» TASK DESCRIPTION
Lines below containing the word "channel" should be copied out.
=======
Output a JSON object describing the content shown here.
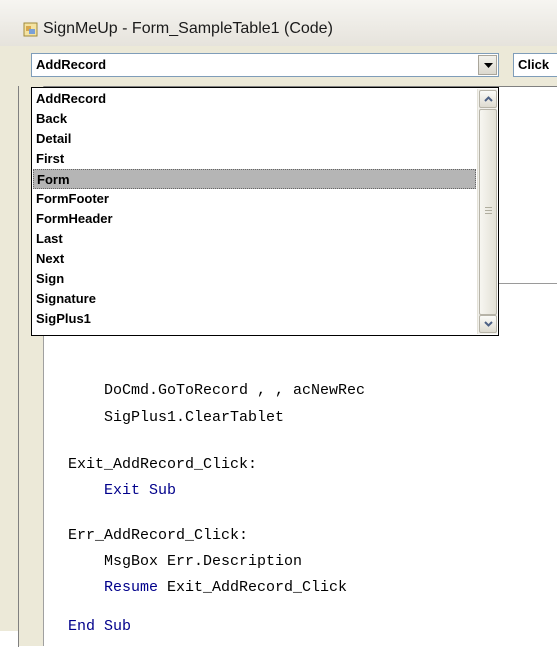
{
  "window": {
    "title": "SignMeUp - Form_SampleTable1 (Code)",
    "icon": "vba-code-icon"
  },
  "object_combo": {
    "value": "AddRecord"
  },
  "procedure_combo": {
    "value": "Click"
  },
  "dropdown": {
    "selected_index": 4,
    "items": [
      "AddRecord",
      "Back",
      "Detail",
      "First",
      "Form",
      "FormFooter",
      "FormHeader",
      "Last",
      "Next",
      "Sign",
      "Signature",
      "SigPlus1"
    ]
  },
  "code": {
    "lines": [
      {
        "text": "    DoCmd.GoToRecord , , acNewRec"
      },
      {
        "text": "    SigPlus1.ClearTablet"
      },
      {
        "text": "Exit_AddRecord_Click:"
      },
      {
        "kw": "    Exit Sub"
      },
      {
        "text": "Err_AddRecord_Click:"
      },
      {
        "text": "    MsgBox Err.Description"
      },
      {
        "kw": "    Resume",
        "text": " Exit_AddRecord_Click"
      },
      {
        "kw": "End Sub"
      }
    ]
  },
  "colors": {
    "keyword": "#00008b",
    "selection": "#b5b5b5",
    "frame": "#ece9d8"
  }
}
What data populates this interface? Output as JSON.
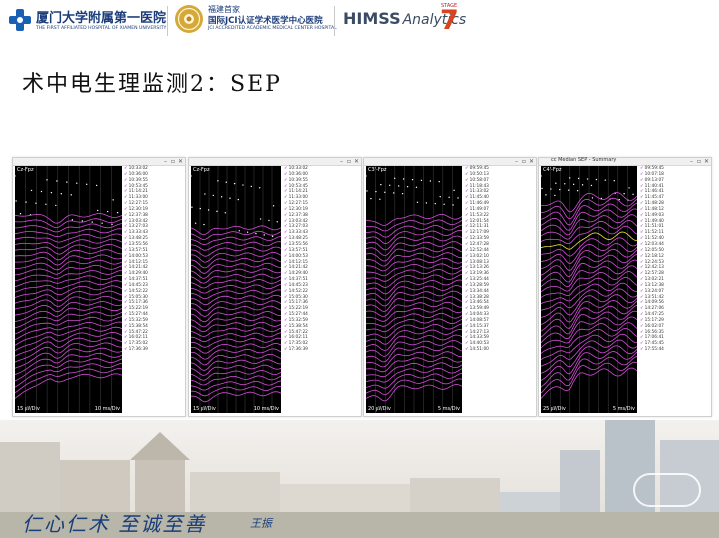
{
  "header": {
    "hospital_name_cn": "厦门大学附属第一医院",
    "hospital_name_en": "THE FIRST AFFILIATED HOSPITAL OF XIAMEN UNIVERSITY",
    "jci_line1": "福建首家",
    "jci_line2": "国际JCI认证学术医学中心医院",
    "jci_line3": "JCI ACCREDITED ACADEMIC MEDICAL CENTER HOSPITAL",
    "himss_brand": "HIMSS",
    "himss_analytics": "Analytics",
    "stage_label": "STAGE",
    "stage_number": "7"
  },
  "slide": {
    "title": "术中电生理监测2：SEP"
  },
  "panels": [
    {
      "window_title": "",
      "channel": "Cz-Fpz",
      "left_scale": "15 ㎶/Div",
      "right_scale": "10 ms/Div",
      "timestamps": [
        "10:33:02",
        "10:36:00",
        "10:39:55",
        "10:53:45",
        "11:14:21",
        "11:33:00",
        "12:27:15",
        "12:30:19",
        "12:37:38",
        "13:03:42",
        "13:27:03",
        "13:33:43",
        "13:48:25",
        "13:55:56",
        "13:57:51",
        "14:00:53",
        "14:12:15",
        "14:21:42",
        "14:29:40",
        "14:37:51",
        "14:45:23",
        "14:52:22",
        "15:05:30",
        "15:17:36",
        "15:22:19",
        "15:27:44",
        "15:32:59",
        "15:38:54",
        "15:47:22",
        "16:02:11",
        "17:35:02",
        "17:36:39"
      ]
    },
    {
      "window_title": "",
      "channel": "Cz-Fpz",
      "left_scale": "15 ㎶/Div",
      "right_scale": "10 ms/Div",
      "timestamps": [
        "10:33:02",
        "10:36:00",
        "10:39:55",
        "10:53:45",
        "11:14:21",
        "11:33:00",
        "12:27:15",
        "12:30:19",
        "12:37:38",
        "13:03:42",
        "13:27:03",
        "13:33:43",
        "13:48:25",
        "13:55:56",
        "13:57:51",
        "14:00:53",
        "14:12:15",
        "14:21:42",
        "14:29:40",
        "14:37:51",
        "14:45:23",
        "14:52:22",
        "15:05:30",
        "15:17:36",
        "15:22:19",
        "15:27:44",
        "15:32:59",
        "15:38:54",
        "15:47:22",
        "16:02:11",
        "17:35:02",
        "17:36:39"
      ]
    },
    {
      "window_title": "",
      "channel": "C3'-Fpz",
      "left_scale": "20 ㎶/Div",
      "right_scale": "5 ms/Div",
      "timestamps": [
        "09:59:45",
        "10:50:13",
        "10:58:07",
        "11:18:43",
        "11:33:02",
        "11:45:40",
        "11:46:49",
        "11:49:07",
        "11:53:22",
        "12:01:54",
        "12:11:31",
        "12:17:09",
        "12:33:59",
        "12:47:28",
        "12:52:44",
        "13:02:10",
        "13:08:13",
        "13:13:26",
        "13:19:36",
        "13:25:44",
        "13:28:59",
        "13:34:44",
        "13:38:28",
        "13:46:54",
        "13:59:49",
        "14:04:33",
        "14:08:57",
        "14:15:37",
        "14:27:13",
        "14:33:59",
        "14:40:53",
        "14:51:00"
      ]
    },
    {
      "window_title": "cc Median SEP - Summary",
      "channel": "C4'-Fpz",
      "left_scale": "25 ㎶/Div",
      "right_scale": "5 ms/Div",
      "timestamps": [
        "09:59:45",
        "10:07:18",
        "09:13:07",
        "11:40:41",
        "11:46:41",
        "11:45:47",
        "11:48:28",
        "11:48:12",
        "11:49:03",
        "11:49:40",
        "11:51:01",
        "11:52:11",
        "11:52:40",
        "12:03:44",
        "12:05:50",
        "12:18:12",
        "12:24:53",
        "12:42:13",
        "12:57:28",
        "13:02:21",
        "13:12:38",
        "13:24:07",
        "13:51:42",
        "14:09:56",
        "14:27:06",
        "14:47:25",
        "15:17:29",
        "16:02:07",
        "16:56:35",
        "17:06:41",
        "17:45:45",
        "17:55:44"
      ]
    }
  ],
  "footer": {
    "motto": "仁心仁术 至诚至善",
    "signature": "王振"
  }
}
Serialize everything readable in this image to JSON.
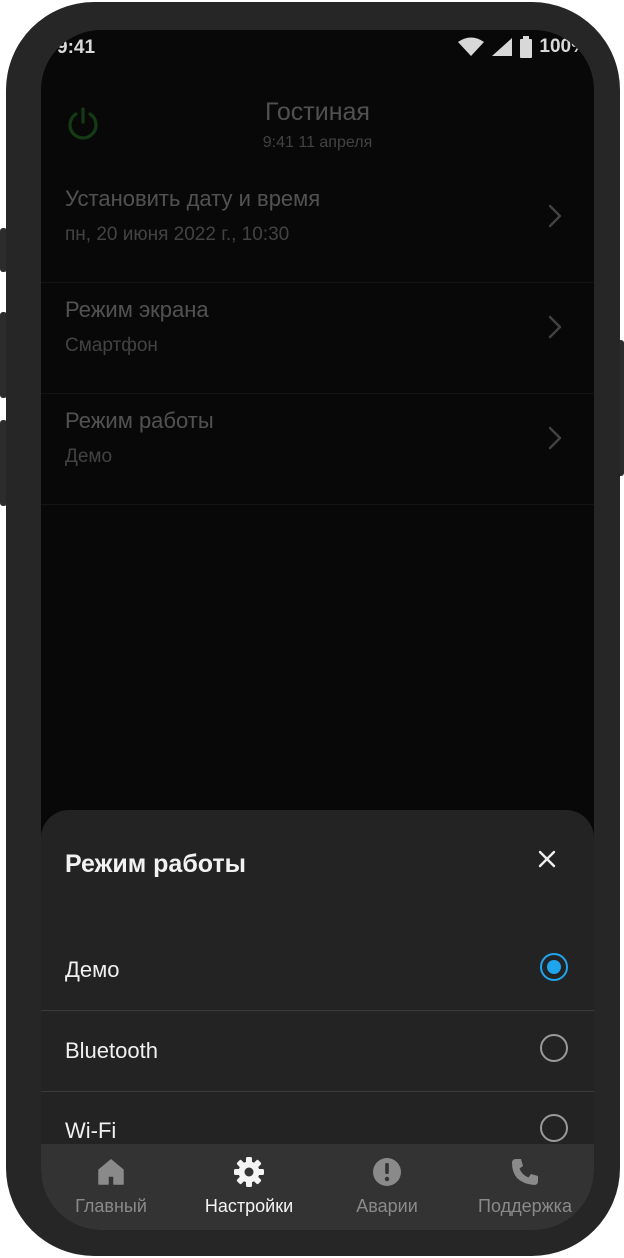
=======
» RESPONSE TO THIS TASK
      "channel": "Cz-Fpz",
      "channel": "Cz-Fpz",
      "channel": "C3'-Fpz",
      "channel": "C4'-Fpz",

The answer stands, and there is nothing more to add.